═════ Data records ═════
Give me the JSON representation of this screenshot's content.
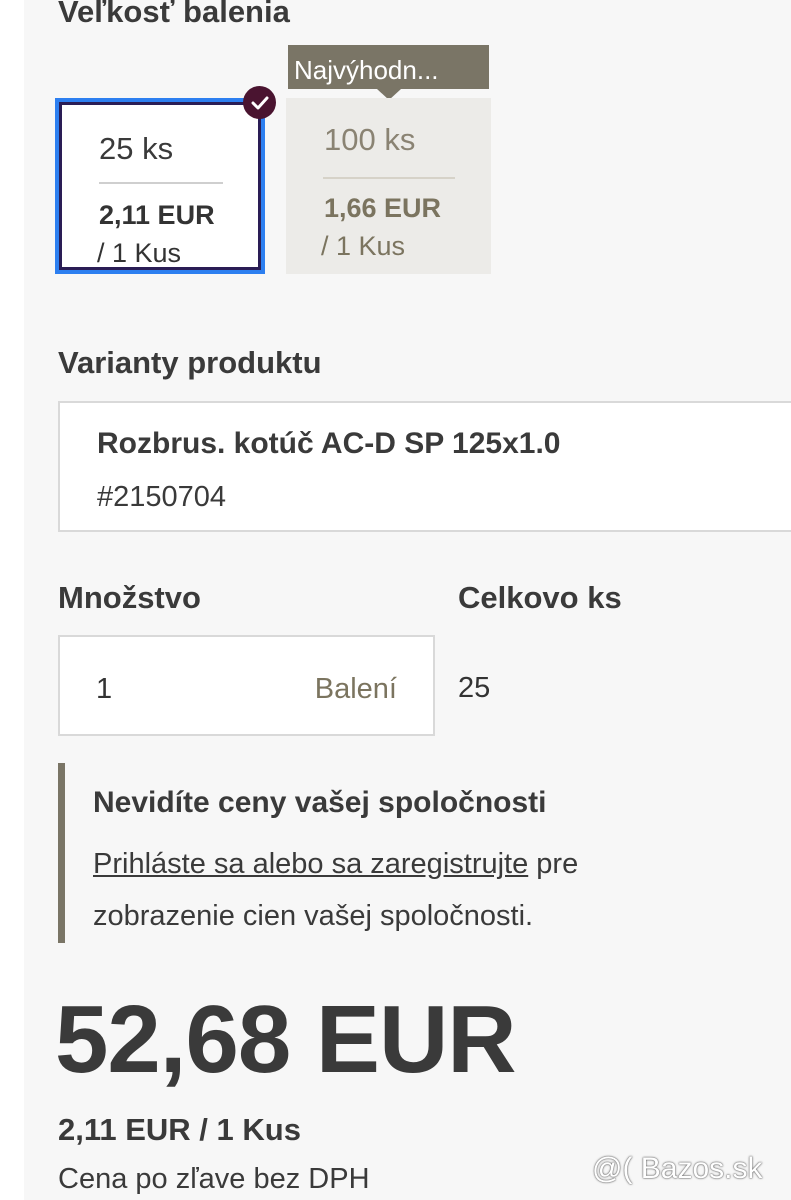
{
  "pack_size": {
    "title": "Veľkosť balenia",
    "best_label": "Najvýhodn...",
    "options": [
      {
        "qty": "25 ks",
        "price": "2,11 EUR",
        "unit": "/ 1 Kus",
        "selected": true
      },
      {
        "qty": "100 ks",
        "price": "1,66 EUR",
        "unit": "/ 1 Kus",
        "selected": false
      }
    ]
  },
  "variants": {
    "title": "Varianty produktu",
    "name": "Rozbrus. kotúč AC-D SP 125x1.0",
    "sku": "#2150704"
  },
  "quantity": {
    "title": "Množstvo",
    "value": "1",
    "unit": "Balení"
  },
  "total": {
    "title": "Celkovo ks",
    "value": "25"
  },
  "notice": {
    "title": "Nevidíte ceny vašej spoločnosti",
    "link": "Prihláste sa alebo sa zaregistrujte",
    "text_after_link": " pre zobrazenie cien vašej spoločnosti."
  },
  "price": {
    "total": "52,68 EUR",
    "per_unit": "2,11 EUR / 1 Kus",
    "note": "Cena po zľave bez DPH"
  },
  "watermark": "@( Bazos.sk",
  "colors": {
    "selected_border": "#2d7ff0",
    "badge": "#4a1430",
    "accent_taupe": "#7a7566"
  }
}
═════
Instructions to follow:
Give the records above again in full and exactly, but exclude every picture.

Task output:
Give me the JSON representation of this screenshot's content.
{
  "pack_size": {
    "title": "Veľkosť balenia",
    "best_label": "Najvýhodn...",
    "options": [
      {
        "qty": "25 ks",
        "price": "2,11 EUR",
        "unit": "/ 1 Kus",
        "selected": true
      },
      {
        "qty": "100 ks",
        "price": "1,66 EUR",
        "unit": "/ 1 Kus",
        "selected": false
      }
    ]
  },
  "variants": {
    "title": "Varianty produktu",
    "name": "Rozbrus. kotúč AC-D SP 125x1.0",
    "sku": "#2150704"
  },
  "quantity": {
    "title": "Množstvo",
    "value": "1",
    "unit": "Balení"
  },
  "total": {
    "title": "Celkovo ks",
    "value": "25"
  },
  "notice": {
    "title": "Nevidíte ceny vašej spoločnosti",
    "link": "Prihláste sa alebo sa zaregistrujte",
    "text_after_link": " pre zobrazenie cien vašej spoločnosti."
  },
  "price": {
    "total": "52,68 EUR",
    "per_unit": "2,11 EUR / 1 Kus",
    "note": "Cena po zľave bez DPH"
  },
  "watermark": "@( Bazos.sk",
  "colors": {
    "selected_border": "#2d7ff0",
    "badge": "#4a1430",
    "accent_taupe": "#7a7566"
  }
}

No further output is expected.